As you savor those last tomatoes on the vine, it is a great time to look forward to next year with hope and enthusiasm. While the season is changing there are still some cold-tolerant veggies you can grow if you get them planted in time to reach maturity before the first frost date for our region.
- Plant fall vegetables.
Turn to hardy vegetables that will grow in the fall as well as they will in the spring: Carrots, beets, radishes, lettuce, and peas are a few examples. These can also withstand a few days of light frost before harvesting. Here’s more info from the Almanac: https://www.almanac.com/content/fall-garden-planting-fall
- Do some last-minute harvesting.
Harvest as many of your summer crops as you can before your region’s first frost date. Once that first frost strikes, summer plants will quickly die, and any fruit left on the vine will be damaged.
- Clean up.

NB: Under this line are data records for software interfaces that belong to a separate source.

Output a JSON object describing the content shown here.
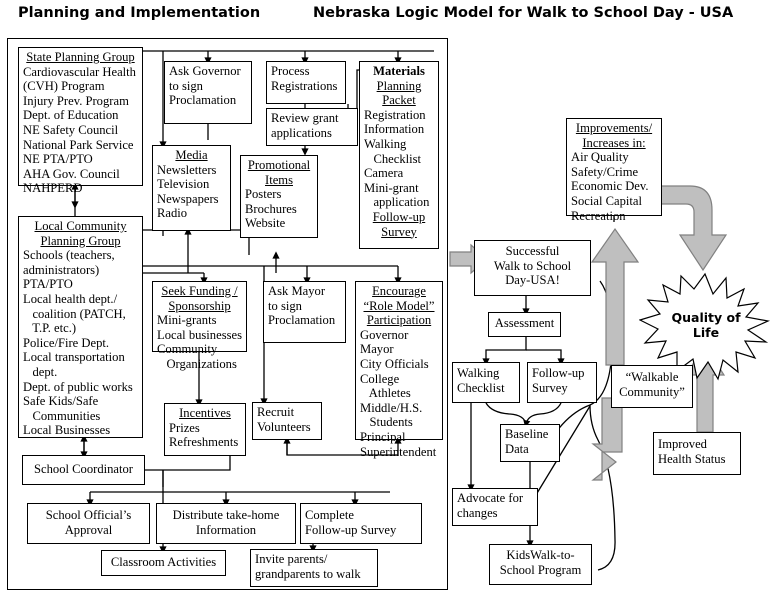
{
  "titles": {
    "left": "Planning and Implementation",
    "main": "Nebraska Logic Model for Walk to School Day - USA"
  },
  "colors": {
    "line": "#000000",
    "fat_arrow_fill": "#BFBFBF",
    "fat_arrow_stroke": "#808080",
    "background": "#FFFFFF"
  },
  "boxes": {
    "state_planning": {
      "head1": "State Planning Group",
      "lines": [
        "Cardiovascular Health",
        "(CVH) Program",
        "Injury Prev. Program",
        "Dept. of Education",
        "NE Safety Council",
        "National Park Service",
        "NE PTA/PTO",
        "AHA    Gov. Council",
        "NAHPERD"
      ]
    },
    "local_community": {
      "head1": "Local Community",
      "head2": "Planning Group",
      "lines": [
        "Schools (teachers,",
        "administrators)",
        "PTA/PTO",
        "Local health dept./",
        "   coalition (PATCH,",
        "   T.P. etc.)",
        "Police/Fire Dept.",
        "Local transportation",
        "   dept.",
        "Dept. of public works",
        "Safe Kids/Safe",
        "   Communities",
        "Local Businesses"
      ]
    },
    "school_coordinator": {
      "line1": "School Coordinator"
    },
    "ask_governor": {
      "line1": "Ask Governor",
      "line2": "to sign",
      "line3": "Proclamation"
    },
    "media": {
      "head1": "Media",
      "lines": [
        "Newsletters",
        "Television",
        "Newspapers",
        "Radio"
      ]
    },
    "process_registrations": {
      "line1": "Process",
      "line2": "Registrations"
    },
    "review_grant": {
      "line1": "Review grant",
      "line2": "applications"
    },
    "promotional_items": {
      "head1": "Promotional",
      "head2": "Items",
      "lines": [
        "Posters",
        "Brochures",
        "Website"
      ]
    },
    "materials": {
      "bold": "Materials",
      "head1": "Planning",
      "head2": "Packet",
      "lines": [
        "Registration",
        "Information",
        "Walking",
        "   Checklist",
        "Camera",
        "Mini-grant",
        "   application"
      ],
      "foot1": "Follow-up",
      "foot2": "Survey"
    },
    "seek_funding": {
      "head1": "Seek Funding /",
      "head2": "Sponsorship",
      "lines": [
        "Mini-grants",
        "Local businesses",
        "Community",
        "   Organizations"
      ]
    },
    "incentives": {
      "head1": "Incentives",
      "lines": [
        "Prizes",
        "Refreshments"
      ]
    },
    "ask_mayor": {
      "line1": "Ask Mayor",
      "line2": "to sign",
      "line3": "Proclamation"
    },
    "recruit_volunteers": {
      "line1": "Recruit",
      "line2": "Volunteers"
    },
    "encourage": {
      "head1": "Encourage",
      "head2": "“Role Model”",
      "head3": "Participation",
      "lines": [
        "Governor",
        "Mayor",
        "City Officials",
        "College",
        "   Athletes",
        "Middle/H.S.",
        "   Students",
        "Principal",
        "Superintendent"
      ]
    },
    "school_official_approval": {
      "line1": "School Official’s",
      "line2": "Approval"
    },
    "distribute_takehome": {
      "line1": "Distribute take-home",
      "line2": "Information"
    },
    "complete_followup": {
      "line1": "Complete",
      "line2": "Follow-up Survey"
    },
    "classroom_activities": {
      "line1": "Classroom Activities"
    },
    "invite_parents": {
      "line1": "Invite parents/",
      "line2": "grandparents to walk"
    },
    "successful_walk": {
      "line1": "Successful",
      "line2": "Walk to School",
      "line3": "Day-USA!"
    },
    "assessment": {
      "line1": "Assessment"
    },
    "walking_checklist": {
      "line1": "Walking",
      "line2": "Checklist"
    },
    "followup_survey": {
      "line1": "Follow-up",
      "line2": "Survey"
    },
    "baseline_data": {
      "line1": "Baseline",
      "line2": "Data"
    },
    "advocate_changes": {
      "line1": "Advocate for",
      "line2": "changes"
    },
    "kidswalk": {
      "line1": "KidsWalk-to-",
      "line2": "School Program"
    },
    "improvements": {
      "head1": "Improvements/",
      "head2": "Increases in:",
      "lines": [
        "Air Quality",
        "Safety/Crime",
        "Economic Dev.",
        "Social Capital",
        "Recreation"
      ]
    },
    "walkable_community": {
      "line1": "“Walkable",
      "line2": "Community”"
    },
    "improved_health": {
      "line1": "Improved",
      "line2": "Health Status"
    },
    "quality_of_life": {
      "line1": "Quality of",
      "line2": "Life"
    }
  }
}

Remove perished plants from your garden. If you let them rot, you are likely inviting fungi, disease and microbes into your garden that will taint fall vegetable growth.
- Support your soil.
Consider adding some nutrients to your soil, both in the fall and the spring. Leaves are great organic matter for your garden and a portion of compost before the ground freezes will rejuvenate your soil. Read more about ways to improve your garden soil here: https://www.gardenista.com/posts/dirty-secrets-10-ways-to-improve-garden-soil/
- Take stock of your supplies and tools.
Whether you need another pruner, plant cages, a new hoe or soil knife take stock of your tools and replace worn out items now, so you are properly prepped for spring.
- Create a compost bin.
Fall is a great time to begin your own compost bin or pile. The detritus of the season – fallen leaves, grass clippings, and plant matter from your garden – will help you get it started.
- Try growing plants from seed.
Growing from seed is affordable and catalogs offer many varieties that are difficult to find at your local nursery. Depending on the variety, start germinating your seed in late winter or early spring. Read more on this topic from Gardeners.com: https://www.gardeners.com/how-to/how-to-start-seeds/5062.html
Posted October 10, 2020